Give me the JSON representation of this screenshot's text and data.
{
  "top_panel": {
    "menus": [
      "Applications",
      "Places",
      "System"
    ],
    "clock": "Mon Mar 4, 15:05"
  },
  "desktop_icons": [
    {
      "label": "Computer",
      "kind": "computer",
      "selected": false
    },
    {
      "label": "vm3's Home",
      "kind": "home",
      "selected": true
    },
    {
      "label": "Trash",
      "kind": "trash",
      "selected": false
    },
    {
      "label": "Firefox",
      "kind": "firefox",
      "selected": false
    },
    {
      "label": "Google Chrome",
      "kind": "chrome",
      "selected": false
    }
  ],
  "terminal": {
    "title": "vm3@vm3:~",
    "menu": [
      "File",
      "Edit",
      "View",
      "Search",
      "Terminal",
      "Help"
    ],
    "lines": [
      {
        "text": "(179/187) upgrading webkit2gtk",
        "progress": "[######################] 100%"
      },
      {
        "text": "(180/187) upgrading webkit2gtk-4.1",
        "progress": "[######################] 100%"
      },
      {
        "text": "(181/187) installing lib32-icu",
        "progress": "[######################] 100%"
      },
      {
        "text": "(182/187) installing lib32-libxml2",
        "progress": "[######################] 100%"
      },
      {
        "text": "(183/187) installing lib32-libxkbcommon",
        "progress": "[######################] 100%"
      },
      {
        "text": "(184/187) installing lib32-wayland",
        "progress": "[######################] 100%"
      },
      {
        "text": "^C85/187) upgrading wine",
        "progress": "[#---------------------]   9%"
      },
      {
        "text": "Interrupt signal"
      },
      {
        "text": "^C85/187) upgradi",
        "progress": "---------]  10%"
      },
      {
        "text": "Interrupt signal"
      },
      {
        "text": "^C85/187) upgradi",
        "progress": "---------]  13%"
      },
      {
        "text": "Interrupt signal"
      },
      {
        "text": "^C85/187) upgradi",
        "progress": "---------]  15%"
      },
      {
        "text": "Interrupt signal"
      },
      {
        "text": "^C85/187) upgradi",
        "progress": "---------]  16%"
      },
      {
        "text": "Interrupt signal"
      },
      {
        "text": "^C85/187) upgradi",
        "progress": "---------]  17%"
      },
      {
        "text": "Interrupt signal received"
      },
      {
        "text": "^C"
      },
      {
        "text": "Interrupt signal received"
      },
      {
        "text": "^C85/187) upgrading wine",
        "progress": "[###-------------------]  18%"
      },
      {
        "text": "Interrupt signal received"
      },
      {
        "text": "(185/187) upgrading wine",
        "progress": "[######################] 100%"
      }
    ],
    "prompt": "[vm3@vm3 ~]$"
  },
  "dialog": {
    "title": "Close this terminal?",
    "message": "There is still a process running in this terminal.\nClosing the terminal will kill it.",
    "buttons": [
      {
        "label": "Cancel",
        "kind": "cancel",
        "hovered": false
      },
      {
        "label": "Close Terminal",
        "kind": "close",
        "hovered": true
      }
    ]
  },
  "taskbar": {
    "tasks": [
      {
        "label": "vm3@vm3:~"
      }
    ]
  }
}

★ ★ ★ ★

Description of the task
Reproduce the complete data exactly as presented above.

Task response
Give me the JSON representation of this screenshot's text and data.
{
  "top_panel": {
    "menus": [
      "Applications",
      "Places",
      "System"
    ],
    "clock": "Mon Mar 4, 15:05"
  },
  "desktop_icons": [
    {
      "label": "Computer",
      "kind": "computer",
      "selected": false
    },
    {
      "label": "vm3's Home",
      "kind": "home",
      "selected": true
    },
    {
      "label": "Trash",
      "kind": "trash",
      "selected": false
    },
    {
      "label": "Firefox",
      "kind": "firefox",
      "selected": false
    },
    {
      "label": "Google Chrome",
      "kind": "chrome",
      "selected": false
    }
  ],
  "terminal": {
    "title": "vm3@vm3:~",
    "menu": [
      "File",
      "Edit",
      "View",
      "Search",
      "Terminal",
      "Help"
    ],
    "lines": [
      {
        "text": "(179/187) upgrading webkit2gtk",
        "progress": "[######################] 100%"
      },
      {
        "text": "(180/187) upgrading webkit2gtk-4.1",
        "progress": "[######################] 100%"
      },
      {
        "text": "(181/187) installing lib32-icu",
        "progress": "[######################] 100%"
      },
      {
        "text": "(182/187) installing lib32-libxml2",
        "progress": "[######################] 100%"
      },
      {
        "text": "(183/187) installing lib32-libxkbcommon",
        "progress": "[######################] 100%"
      },
      {
        "text": "(184/187) installing lib32-wayland",
        "progress": "[######################] 100%"
      },
      {
        "text": "^C85/187) upgrading wine",
        "progress": "[#---------------------]   9%"
      },
      {
        "text": "Interrupt signal"
      },
      {
        "text": "^C85/187) upgradi",
        "progress": "---------]  10%"
      },
      {
        "text": "Interrupt signal"
      },
      {
        "text": "^C85/187) upgradi",
        "progress": "---------]  13%"
      },
      {
        "text": "Interrupt signal"
      },
      {
        "text": "^C85/187) upgradi",
        "progress": "---------]  15%"
      },
      {
        "text": "Interrupt signal"
      },
      {
        "text": "^C85/187) upgradi",
        "progress": "---------]  16%"
      },
      {
        "text": "Interrupt signal"
      },
      {
        "text": "^C85/187) upgradi",
        "progress": "---------]  17%"
      },
      {
        "text": "Interrupt signal received"
      },
      {
        "text": "^C"
      },
      {
        "text": "Interrupt signal received"
      },
      {
        "text": "^C85/187) upgrading wine",
        "progress": "[###-------------------]  18%"
      },
      {
        "text": "Interrupt signal received"
      },
      {
        "text": "(185/187) upgrading wine",
        "progress": "[######################] 100%"
      }
    ],
    "prompt": "[vm3@vm3 ~]$"
  },
  "dialog": {
    "title": "Close this terminal?",
    "message": "There is still a process running in this terminal.\nClosing the terminal will kill it.",
    "buttons": [
      {
        "label": "Cancel",
        "kind": "cancel",
        "hovered": false
      },
      {
        "label": "Close Terminal",
        "kind": "close",
        "hovered": true
      }
    ]
  },
  "taskbar": {
    "tasks": [
      {
        "label": "vm3@vm3:~"
      }
    ]
  }
}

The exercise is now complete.